1. Animals immunized with the formalinized filtrates of young toxic cultures of B. botulinus produce an antitoxic serum poor in precipitins.
2. Animals immunized with the formalinized filtrates of old and partly autolyzed toxic cultures produce an antitoxic serum containing precipitins.
3. Animals immunized with toxin-free autolyzed bacteria produce a serum free from antitoxin but rich in specific precipitins.
4. Animals immunized with the filtrates of an atoxic variant produce a serum free from antitoxin but rich in precipitins for the homologous toxin.
5. Animals immunized with the washed bacteria of the atoxic variant produce a serum that contains no antitoxin, but is rich in precipitins for the homologous toxin.
6. Removal of the precipitins by flocculation with a non-toxic antigen does not materially reduce the antitoxic value of a serum.
7. Removal of the proteins of the antigen by add coagulation removes the specific precipitable substance.
8. All the sera that contain precipitins produce the specific flocculus when combined with homologous toxins, anatoxins, or with the filtrates of the atoxic variant. The flocculation is restricted within the type. The amount of the precipitate and the width of the zone vary approximately with the estimated amount of bacterial protein in the antigen that is used for the immunization of animals.

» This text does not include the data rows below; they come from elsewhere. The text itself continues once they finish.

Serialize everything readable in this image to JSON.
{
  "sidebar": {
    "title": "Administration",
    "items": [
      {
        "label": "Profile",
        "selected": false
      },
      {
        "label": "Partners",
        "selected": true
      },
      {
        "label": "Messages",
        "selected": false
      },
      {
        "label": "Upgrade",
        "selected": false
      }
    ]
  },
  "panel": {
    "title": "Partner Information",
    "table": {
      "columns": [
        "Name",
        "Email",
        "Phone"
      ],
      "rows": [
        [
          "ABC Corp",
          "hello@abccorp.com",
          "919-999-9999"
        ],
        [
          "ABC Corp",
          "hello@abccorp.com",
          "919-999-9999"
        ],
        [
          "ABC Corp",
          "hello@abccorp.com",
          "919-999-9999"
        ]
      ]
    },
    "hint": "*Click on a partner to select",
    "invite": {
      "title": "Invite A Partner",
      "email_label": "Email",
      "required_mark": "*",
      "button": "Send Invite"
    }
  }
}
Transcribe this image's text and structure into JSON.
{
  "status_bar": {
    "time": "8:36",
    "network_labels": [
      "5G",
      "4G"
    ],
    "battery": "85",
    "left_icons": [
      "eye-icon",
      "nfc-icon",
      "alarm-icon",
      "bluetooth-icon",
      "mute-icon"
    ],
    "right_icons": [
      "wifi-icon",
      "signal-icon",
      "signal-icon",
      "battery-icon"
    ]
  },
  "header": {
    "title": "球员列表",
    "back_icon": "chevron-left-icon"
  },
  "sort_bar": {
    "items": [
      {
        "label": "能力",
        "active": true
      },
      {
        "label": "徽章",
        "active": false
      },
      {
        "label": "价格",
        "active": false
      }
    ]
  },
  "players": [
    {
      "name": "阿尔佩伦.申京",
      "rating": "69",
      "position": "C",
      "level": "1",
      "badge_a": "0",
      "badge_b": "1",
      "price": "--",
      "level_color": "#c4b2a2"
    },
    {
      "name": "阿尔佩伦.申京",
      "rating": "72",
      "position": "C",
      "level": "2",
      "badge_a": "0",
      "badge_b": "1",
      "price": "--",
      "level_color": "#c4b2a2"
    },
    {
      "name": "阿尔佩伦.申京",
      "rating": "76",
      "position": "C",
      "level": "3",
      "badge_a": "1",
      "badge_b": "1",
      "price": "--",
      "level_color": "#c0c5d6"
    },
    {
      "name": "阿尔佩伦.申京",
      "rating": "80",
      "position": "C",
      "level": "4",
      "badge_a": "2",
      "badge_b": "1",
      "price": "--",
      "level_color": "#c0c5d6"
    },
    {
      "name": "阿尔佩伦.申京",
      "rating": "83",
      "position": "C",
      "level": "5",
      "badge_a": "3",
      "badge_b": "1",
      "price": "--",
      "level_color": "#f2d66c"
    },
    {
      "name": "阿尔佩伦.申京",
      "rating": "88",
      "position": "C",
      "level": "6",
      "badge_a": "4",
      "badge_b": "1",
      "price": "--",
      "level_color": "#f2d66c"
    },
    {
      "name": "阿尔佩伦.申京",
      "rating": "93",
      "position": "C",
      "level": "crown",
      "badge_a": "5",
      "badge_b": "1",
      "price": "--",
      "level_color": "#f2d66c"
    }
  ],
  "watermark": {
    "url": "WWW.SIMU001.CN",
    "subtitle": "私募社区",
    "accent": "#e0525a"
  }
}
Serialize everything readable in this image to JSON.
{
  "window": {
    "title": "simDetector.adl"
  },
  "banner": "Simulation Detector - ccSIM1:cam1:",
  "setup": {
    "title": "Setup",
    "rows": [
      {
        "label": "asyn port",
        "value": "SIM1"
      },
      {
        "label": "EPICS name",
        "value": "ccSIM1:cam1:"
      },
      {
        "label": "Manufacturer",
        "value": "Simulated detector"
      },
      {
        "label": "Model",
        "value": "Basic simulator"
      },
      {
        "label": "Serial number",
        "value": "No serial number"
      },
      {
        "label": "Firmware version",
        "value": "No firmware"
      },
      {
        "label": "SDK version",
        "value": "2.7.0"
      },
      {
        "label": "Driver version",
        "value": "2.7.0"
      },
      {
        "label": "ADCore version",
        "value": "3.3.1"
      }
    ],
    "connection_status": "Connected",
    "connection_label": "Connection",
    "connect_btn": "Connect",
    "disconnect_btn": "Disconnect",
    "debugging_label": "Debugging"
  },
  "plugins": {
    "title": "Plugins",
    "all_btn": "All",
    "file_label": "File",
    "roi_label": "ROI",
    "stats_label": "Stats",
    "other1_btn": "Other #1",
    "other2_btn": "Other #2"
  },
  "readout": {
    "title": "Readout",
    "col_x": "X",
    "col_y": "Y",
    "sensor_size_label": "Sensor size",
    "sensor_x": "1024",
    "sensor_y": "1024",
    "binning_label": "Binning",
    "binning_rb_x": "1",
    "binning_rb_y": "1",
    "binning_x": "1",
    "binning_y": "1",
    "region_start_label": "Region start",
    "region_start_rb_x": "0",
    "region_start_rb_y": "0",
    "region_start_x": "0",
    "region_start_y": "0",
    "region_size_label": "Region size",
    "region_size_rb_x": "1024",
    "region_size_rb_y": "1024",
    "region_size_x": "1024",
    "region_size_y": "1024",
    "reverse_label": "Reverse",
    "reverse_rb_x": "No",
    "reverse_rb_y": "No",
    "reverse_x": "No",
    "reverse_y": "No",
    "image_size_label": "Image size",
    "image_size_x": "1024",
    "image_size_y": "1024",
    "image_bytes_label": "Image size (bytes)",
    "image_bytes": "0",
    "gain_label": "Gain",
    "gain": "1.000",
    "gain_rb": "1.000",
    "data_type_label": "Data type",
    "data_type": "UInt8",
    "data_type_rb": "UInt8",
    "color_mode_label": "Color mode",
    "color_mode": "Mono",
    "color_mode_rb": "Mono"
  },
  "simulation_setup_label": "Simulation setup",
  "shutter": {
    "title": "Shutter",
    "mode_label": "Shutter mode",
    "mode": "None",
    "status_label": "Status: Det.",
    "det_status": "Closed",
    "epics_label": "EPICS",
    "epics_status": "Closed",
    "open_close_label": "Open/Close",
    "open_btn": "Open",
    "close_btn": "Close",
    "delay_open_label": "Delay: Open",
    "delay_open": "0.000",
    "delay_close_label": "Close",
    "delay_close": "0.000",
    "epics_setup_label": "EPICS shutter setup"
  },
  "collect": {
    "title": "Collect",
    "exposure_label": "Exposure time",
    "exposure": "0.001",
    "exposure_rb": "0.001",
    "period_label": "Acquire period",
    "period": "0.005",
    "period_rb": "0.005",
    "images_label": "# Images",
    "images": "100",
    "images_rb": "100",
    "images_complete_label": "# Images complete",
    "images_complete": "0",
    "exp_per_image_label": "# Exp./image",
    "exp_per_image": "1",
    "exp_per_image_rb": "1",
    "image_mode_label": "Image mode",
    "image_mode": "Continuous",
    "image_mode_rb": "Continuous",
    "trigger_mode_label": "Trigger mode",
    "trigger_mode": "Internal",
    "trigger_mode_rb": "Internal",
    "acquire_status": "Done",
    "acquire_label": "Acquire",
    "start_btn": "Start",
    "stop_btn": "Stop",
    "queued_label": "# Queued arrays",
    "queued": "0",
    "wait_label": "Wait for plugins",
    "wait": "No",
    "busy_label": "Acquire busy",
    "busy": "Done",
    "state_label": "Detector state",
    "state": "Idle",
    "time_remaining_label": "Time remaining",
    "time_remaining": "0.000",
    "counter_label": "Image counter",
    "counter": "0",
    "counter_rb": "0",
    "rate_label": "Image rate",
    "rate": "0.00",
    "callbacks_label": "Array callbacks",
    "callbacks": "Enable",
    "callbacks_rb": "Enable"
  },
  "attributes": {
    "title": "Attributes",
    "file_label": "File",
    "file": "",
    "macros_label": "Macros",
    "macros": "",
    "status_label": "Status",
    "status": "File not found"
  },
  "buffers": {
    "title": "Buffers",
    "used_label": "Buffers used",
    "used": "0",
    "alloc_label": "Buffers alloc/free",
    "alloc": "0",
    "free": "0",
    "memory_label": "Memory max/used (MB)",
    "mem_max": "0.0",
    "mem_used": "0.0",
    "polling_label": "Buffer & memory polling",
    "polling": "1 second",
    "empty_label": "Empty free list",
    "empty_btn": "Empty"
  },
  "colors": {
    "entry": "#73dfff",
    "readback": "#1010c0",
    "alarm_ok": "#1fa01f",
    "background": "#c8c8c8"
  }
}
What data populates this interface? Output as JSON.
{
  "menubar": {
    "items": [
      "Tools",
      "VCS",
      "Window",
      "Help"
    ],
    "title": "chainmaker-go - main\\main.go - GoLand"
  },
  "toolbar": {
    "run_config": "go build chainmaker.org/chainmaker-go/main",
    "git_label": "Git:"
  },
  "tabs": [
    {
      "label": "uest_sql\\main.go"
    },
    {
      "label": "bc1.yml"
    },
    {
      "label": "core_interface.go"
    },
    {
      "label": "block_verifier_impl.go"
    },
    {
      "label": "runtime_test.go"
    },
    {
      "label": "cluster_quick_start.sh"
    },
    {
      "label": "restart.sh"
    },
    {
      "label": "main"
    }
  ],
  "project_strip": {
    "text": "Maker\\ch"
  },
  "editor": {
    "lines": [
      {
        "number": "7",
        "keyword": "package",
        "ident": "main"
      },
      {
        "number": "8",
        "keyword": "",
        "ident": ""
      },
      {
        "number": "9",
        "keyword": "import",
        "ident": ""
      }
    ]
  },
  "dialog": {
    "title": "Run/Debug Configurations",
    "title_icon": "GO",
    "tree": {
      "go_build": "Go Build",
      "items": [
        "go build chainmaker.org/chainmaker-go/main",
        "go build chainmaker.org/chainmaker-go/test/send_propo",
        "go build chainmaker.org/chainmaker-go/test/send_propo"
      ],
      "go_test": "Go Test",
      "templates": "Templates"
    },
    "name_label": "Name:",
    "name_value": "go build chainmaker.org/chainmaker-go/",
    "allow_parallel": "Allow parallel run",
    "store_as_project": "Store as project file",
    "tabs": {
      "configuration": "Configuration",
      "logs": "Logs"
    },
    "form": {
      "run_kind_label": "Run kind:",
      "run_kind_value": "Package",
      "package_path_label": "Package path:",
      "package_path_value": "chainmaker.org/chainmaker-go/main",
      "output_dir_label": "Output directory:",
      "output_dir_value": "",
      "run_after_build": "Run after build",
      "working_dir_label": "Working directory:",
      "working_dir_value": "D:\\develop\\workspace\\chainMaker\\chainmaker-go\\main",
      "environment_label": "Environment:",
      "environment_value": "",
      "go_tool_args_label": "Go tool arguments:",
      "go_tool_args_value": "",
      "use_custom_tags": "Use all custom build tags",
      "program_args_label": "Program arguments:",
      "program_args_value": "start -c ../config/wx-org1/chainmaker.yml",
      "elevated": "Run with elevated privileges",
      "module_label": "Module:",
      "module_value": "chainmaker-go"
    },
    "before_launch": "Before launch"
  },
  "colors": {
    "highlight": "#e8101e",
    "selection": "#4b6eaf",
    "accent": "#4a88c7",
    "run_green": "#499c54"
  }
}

We conclude, therefore, that the toxin-antitoxin flocculation is a specific bacterial precipitation phenomenon.